Duke Energy, the nations largest electric utility, became the latest corporation to opt for ending a long-standing company practice of insuring its retirees, a cost-saving approach already embraced by IBM, Time Warner, Caterpillar, General Electric, DuPont and many others.
About 14,500 retirees of Duke Energy, Progress Energy and others, including 6,600 retirees in North Carolina, began receiving notices last week alerting them that the utility company will no longer provide retiree insurance to supplement Medicare coverage. Instead, the Charlotte-based power company will pay retirees an annual stipend, and the former employees will be responsible for picking their own insurance.
To qualify for the companys stipend, however, the retirees will have to buy coverage from one insurer: UnitedHealthcare. The changes apply to all Duke retirees except unionized retirees in Florida.
The move affects not only retirees ages 65 and older but also their spouses and dependents ages 65 and older who receive retirement benefits from the company or any of its predecessors or subsidiaries in six states. That includes Progress Energy, Carolina Power & Light, Cinergy, Florida Progress and others. We have seen double-digit annual increases in the cost of Duke Energys retiree healthy coverage through the years, the company told retirees in a letter. We are therefore announcing a change in the way retirees age 65 or older can purchase health coverage that we believe provides more plan options and better value.
IBM and Time Warner made similar announcements this month, and other companies are expected to follow. The primary benefit of offloading retirees from the companys ledger is lower costs, and private insurance exchanges have arisen to take up the slack for businesses looking for options to manage runaway health care bills, said health care benefits expert Skip Woody, a principal with Hill, Chesson & Woody in Durham.
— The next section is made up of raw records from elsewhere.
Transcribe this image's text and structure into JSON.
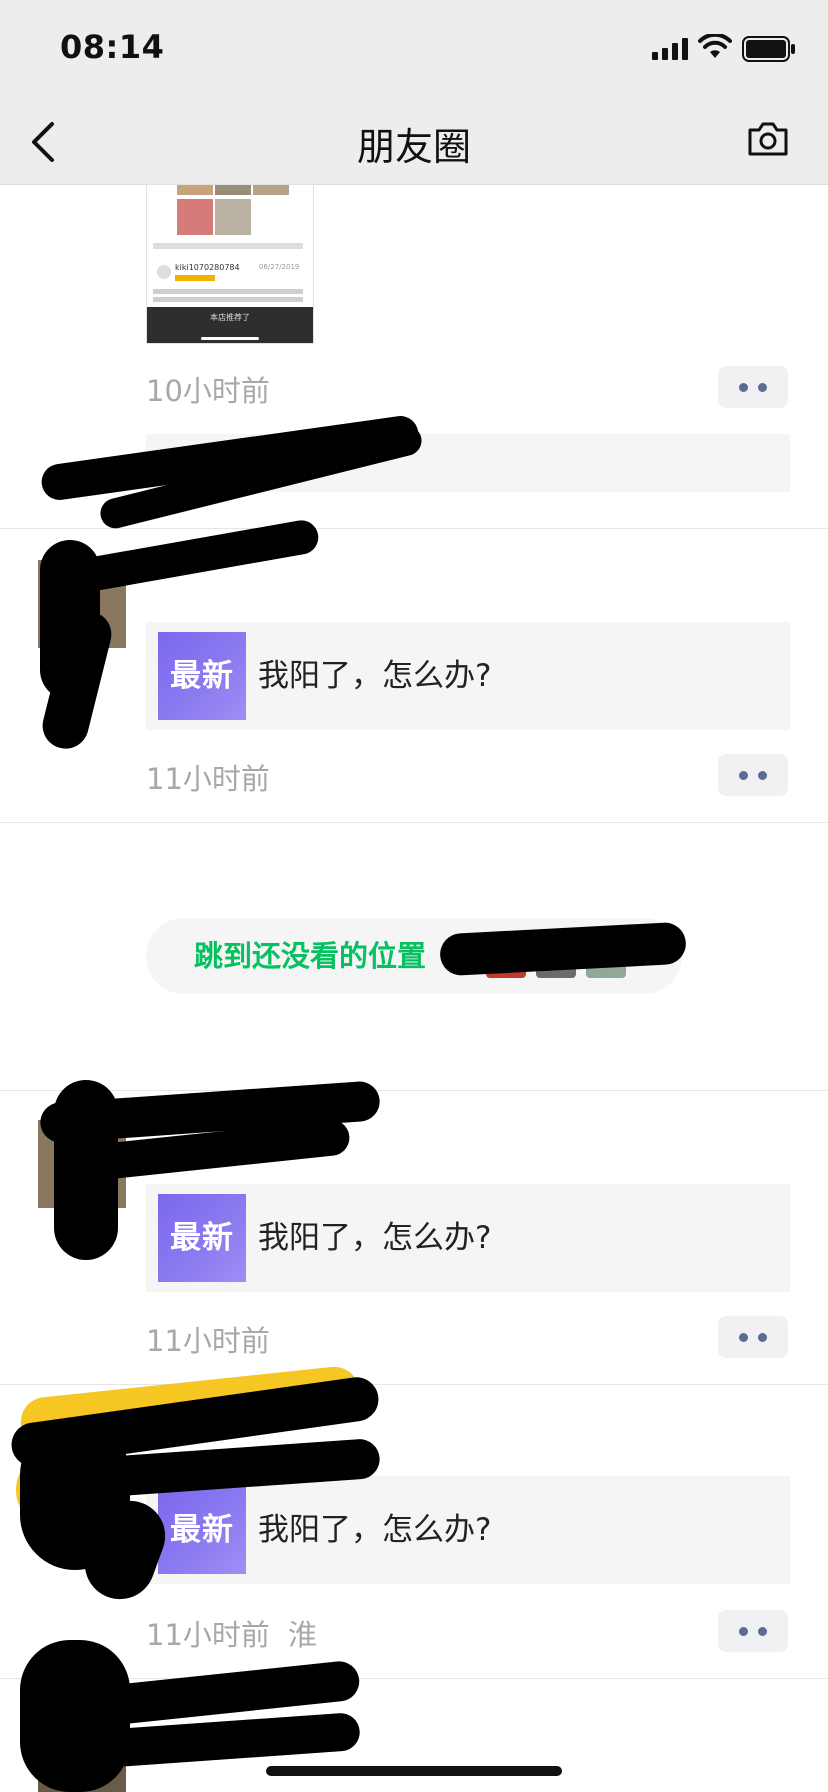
{
  "status_bar": {
    "time": "08:14"
  },
  "nav": {
    "title": "朋友圈"
  },
  "post0": {
    "shot_user": "kiki1070280784",
    "shot_date": "06/27/2019",
    "shot_tab": "本店推荐了",
    "time": "10小时前"
  },
  "posts": [
    {
      "shared_badge": "最新",
      "shared_text": "我阳了，怎么办?",
      "time": "11小时前"
    },
    {
      "shared_badge": "最新",
      "shared_text": "我阳了，怎么办?",
      "time": "11小时前"
    },
    {
      "shared_badge": "最新",
      "shared_text": "我阳了，怎么办?",
      "time": "11小时前",
      "location": "淮"
    }
  ],
  "jump": {
    "label": "跳到还没看的位置"
  },
  "colors": {
    "accent": "#07c160",
    "link": "#576b95",
    "badge": "#8c7cf0"
  }
}
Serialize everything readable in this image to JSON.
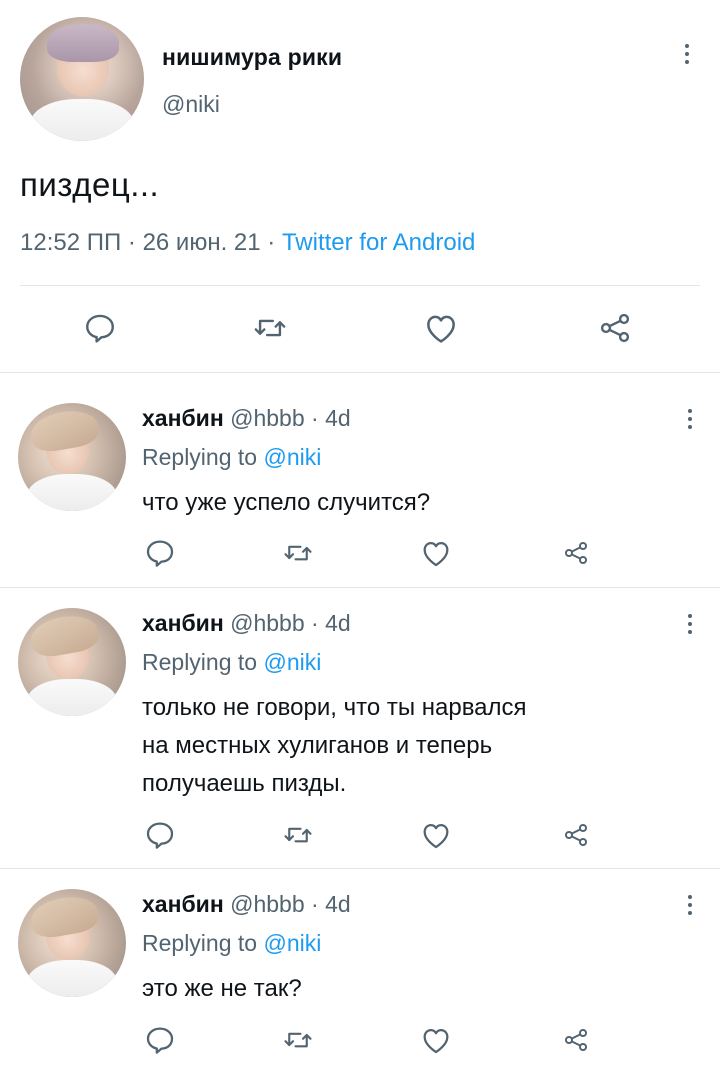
{
  "main_tweet": {
    "display_name": "нишимура рики",
    "handle": "@niki",
    "text": "пиздец...",
    "time": "12:52 ПП",
    "date": "26 июн. 21",
    "separator": " · ",
    "source": "Twitter for Android"
  },
  "action_icons": [
    "reply-icon",
    "retweet-icon",
    "like-icon",
    "share-icon"
  ],
  "more_icon": "more-vertical-icon",
  "replies": [
    {
      "display_name": "ханбин",
      "handle": "@hbbb",
      "age": "4d",
      "replying_prefix": "Replying to ",
      "replying_to": "@niki",
      "text_lines": [
        "что уже успело случится?"
      ]
    },
    {
      "display_name": "ханбин",
      "handle": "@hbbb",
      "age": "4d",
      "replying_prefix": "Replying to ",
      "replying_to": "@niki",
      "text_lines": [
        "только не говори, что ты нарвался",
        "на местных хулиганов и теперь",
        "получаешь пизды."
      ]
    },
    {
      "display_name": "ханбин",
      "handle": "@hbbb",
      "age": "4d",
      "replying_prefix": "Replying to ",
      "replying_to": "@niki",
      "text_lines": [
        "это же не так?"
      ]
    }
  ],
  "colors": {
    "text": "#0f1419",
    "secondary": "#536471",
    "link": "#1d9bf0",
    "divider": "#e3e6e8"
  }
}
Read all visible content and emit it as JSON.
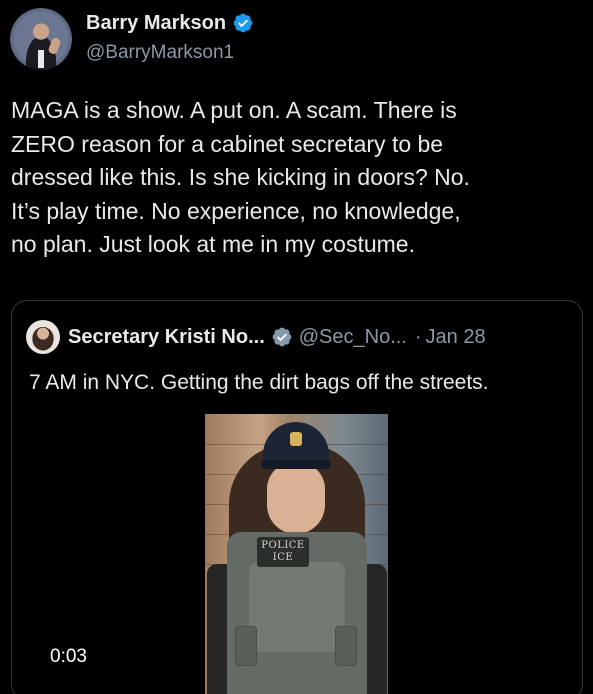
{
  "author": {
    "display_name": "Barry Markson",
    "handle": "@BarryMarkson1",
    "verified_icon": "verified-badge-icon"
  },
  "tweet": {
    "lines": [
      "MAGA is a show. A put on. A scam. There is",
      "ZERO reason for a cabinet secretary to be",
      "dressed like this. Is she kicking in doors? No.",
      "It’s play time. No experience, no knowledge,",
      "no plan. Just look at me in my costume."
    ]
  },
  "quoted": {
    "display_name": "Secretary Kristi No...",
    "handle": "@Sec_No...",
    "separator": "·",
    "date": "Jan 28",
    "text": "7 AM in NYC. Getting the dirt bags off the streets.",
    "video": {
      "duration": "0:03",
      "patch_line1": "POLICE",
      "patch_line2": "ICE"
    }
  },
  "colors": {
    "background": "#000000",
    "text_primary": "#e7e9ea",
    "text_secondary": "#8b98a5",
    "verified_blue": "#1d9bf0",
    "border": "#333639"
  }
}
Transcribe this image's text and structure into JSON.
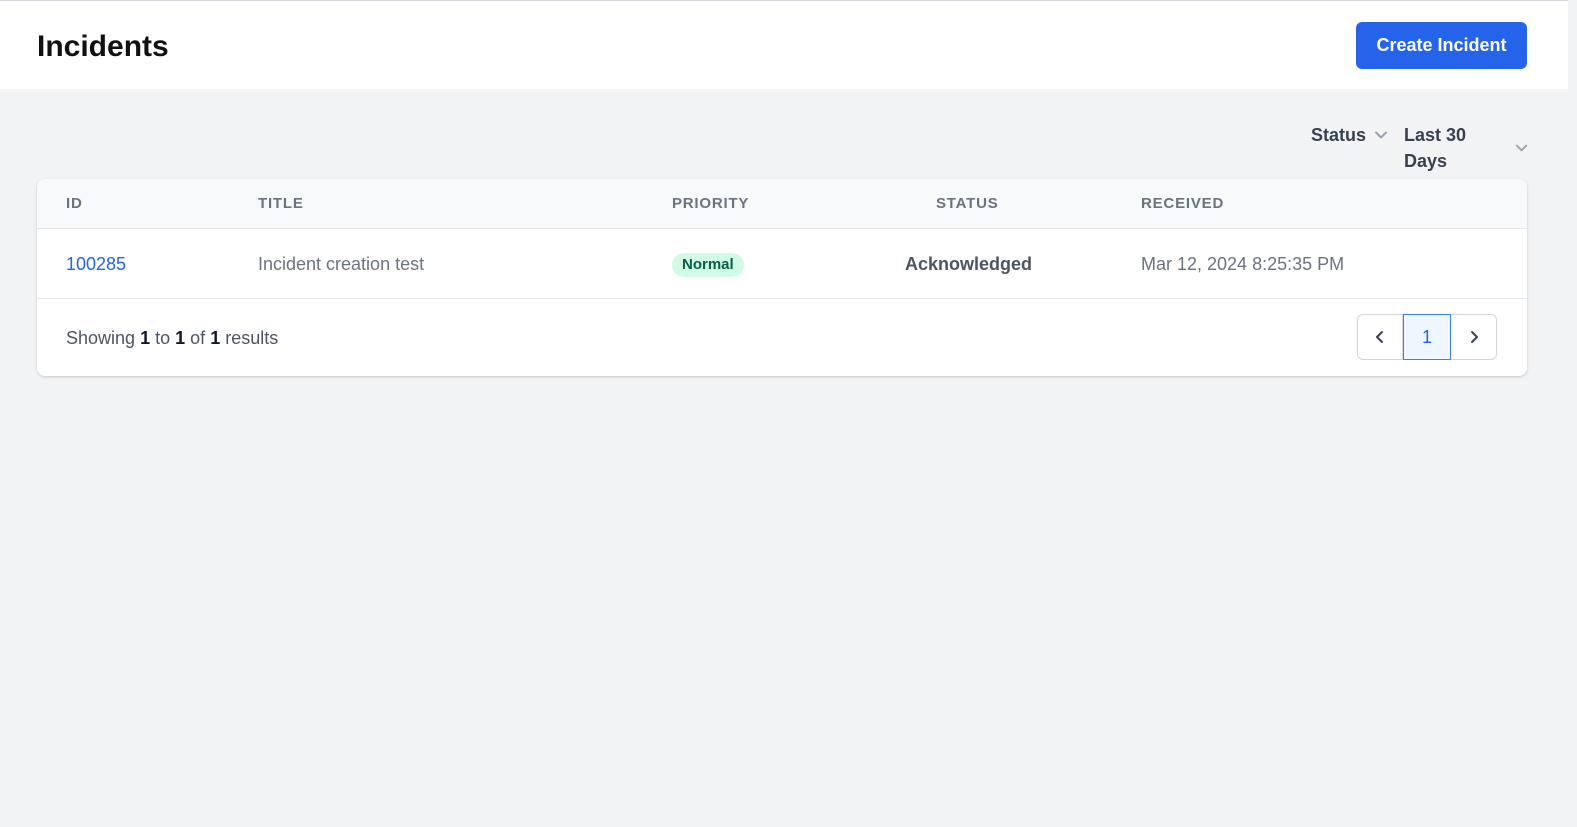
{
  "header": {
    "title": "Incidents",
    "create_label": "Create Incident"
  },
  "filters": {
    "status_label": "Status",
    "range_label": "Last 30 Days"
  },
  "table": {
    "columns": [
      "ID",
      "TITLE",
      "PRIORITY",
      "STATUS",
      "RECEIVED"
    ],
    "rows": [
      {
        "id": "100285",
        "title": "Incident creation test",
        "priority": "Normal",
        "status": "Acknowledged",
        "received": "Mar 12, 2024 8:25:35 PM"
      }
    ]
  },
  "pagination": {
    "showing_prefix": "Showing",
    "from": "1",
    "to_word": "to",
    "to": "1",
    "of_word": "of",
    "total": "1",
    "results_word": "results",
    "current_page": "1"
  },
  "colors": {
    "primary": "#2563eb",
    "badge_bg": "#d1fae5",
    "badge_text": "#065f46",
    "background": "#f2f3f5"
  },
  "icons": {
    "dropdown": "chevron-down-icon",
    "prev": "chevron-left-icon",
    "next": "chevron-right-icon"
  }
}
The stipend can be a fixed amount, not escalating year to year, Woody said. You can freeze the cost at what it is today.
Duke and IBM have not disclosed details of the plans so far, but plan to release additional information in the coming weeks.
The new policies go into effect Jan. 1.
The retirees will not have the option of buying subsidized coverage under the Affordable Care Act, the nations new health care law, because they already get insurance through Medicare.
Smorgasbord of options
Meanwhile, Duke and IBM have assured retirees that their options will be better as a result of the changes. Duke spokesman Dave Scanzoni said retirees currently choose from between two or three plans but will have many more options from UnitedHealthcare.
The subsidy amount will depend on years of service and on other factors.
Itll likely be a smorgasbord of options, Scanzoni said. For many retirees, they will actually see savings.
Scanzoni said that in 2014, the health care stipend will be the same as the companys contribution to retiree health plans this year.
Many employers began fixing their contributions to retiree plans years ago to rein in costs, said Paul Fronstin, an analyst with the Employee Benefits Research Institute. He also said that its common to give retirees the choice of a single insurer to shop with.
Several local Progress retirees said they were blindsided by the announcement and are skeptical that theyll be better off.
How can that be possible? said Jerry Hargis, a Raleigh resident who retired from Progress in 1995 after 30 years with the company. Well get a deal maybe this year, but next year what keeps them from going up?
Hargis pays $182 a month for himself and his wife under Dukes Medicare supplemental plan. He suffered a heart attack in May and spent four days at Rex Hospital. The tab, mostly covered by insurance, was $100,000.
That was really disturbing, getting that letter, Hargis said.
Billy Yarborough, who retired in 1999 after 29 years with Progress, said hes anxious about the future. He pays $69 a month in Medicare supplemental coverage now.
They gave us two months to sit here and worry about it, he said. We dont know what the rates are going to be.